should be one of the elements assessed as they move through clinical trials and into use.
Cross-protection against multiple influenza A subtypes can be induced in animals by prior infection or vaccination. Multiple viral antigens and multiple immune effector mechanisms can participate.
Mucosal vaccination induces different immune responses than systemic vaccination and is more effective at inducing broad cross-protection to multiple influenza A subtypes in animals.
Broad cross-protection in humans is of unclear potency and duration, but epidemiological data suggest that it may have an impact.
A variety of vaccines may induce broad cross-protection if administered appropriately.
Imperfect vaccine protection is worth having, especially for a virus causing an acute (not latent) infection. It could provide a first line of pandemic defense, to be augmented by subtype- or strain-specific vaccines when available.
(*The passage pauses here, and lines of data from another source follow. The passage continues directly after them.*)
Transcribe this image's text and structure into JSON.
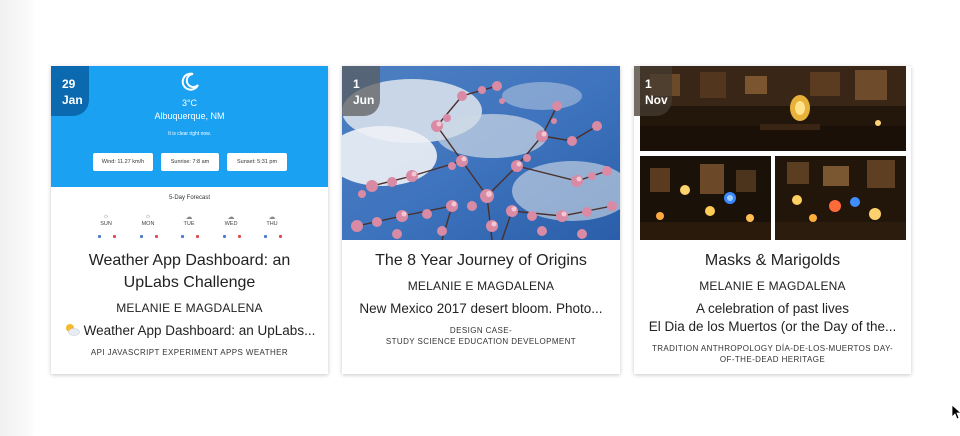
{
  "cards": [
    {
      "date_day": "29",
      "date_month": "Jan",
      "title": "Weather App Dashboard: an UpLabs Challenge",
      "author": "MELANIE E MAGDALENA",
      "excerpt_icon": "partly-sunny-icon",
      "excerpt": "Weather App Dashboard: an UpLabs...",
      "tags": "API  JAVASCRIPT  EXPERIMENT  APPS  WEATHER",
      "thumbnail": {
        "temp": "3°C",
        "city": "Albuquerque, NM",
        "condition": "It is clear right now.",
        "wind": "Wind: 11.27 km/h",
        "sunrise": "Sunrise: 7:8 am",
        "sunset": "Sunset: 5:31 pm",
        "forecast_title": "5-Day Forecast",
        "days": [
          "SUN",
          "MON",
          "TUE",
          "WED",
          "THU"
        ]
      }
    },
    {
      "date_day": "1",
      "date_month": "Jun",
      "title": "The 8 Year Journey of Origins",
      "author": "MELANIE E MAGDALENA",
      "excerpt": "New Mexico 2017 desert bloom. Photo...",
      "tags_line1": "DESIGN  CASE-",
      "tags_line2": "STUDY  SCIENCE  EDUCATION  DEVELOPMENT"
    },
    {
      "date_day": "1",
      "date_month": "Nov",
      "title": "Masks & Marigolds",
      "author": "MELANIE E MAGDALENA",
      "excerpt_line1": "A celebration of past lives",
      "excerpt_line2": "El Dia de los Muertos (or the Day of the...",
      "tags_line1": "TRADITION  ANTHROPOLOGY  DÍA-DE-LOS-MUERTOS  DAY-",
      "tags_line2": "OF-THE-DEAD  HERITAGE"
    }
  ],
  "colors": {
    "weather_blue": "#1aa1f2",
    "card_shadow": "#d0d0d0"
  }
}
“Known Influenza Virus Antigenic Peptides Listed by Restricting Major Histocompatibility Complex Molecules,” Suzanne L Epstein, Jonathan W Yewdell, Jack R Bennink.
Centers for Disease Control and Prevention influenza website
World Health Organization fact sheet on influenza
Department of Veterinary Medicine, University of Cambridge, United Kingdom
Roslin Institute, Midlothian, United Kingdom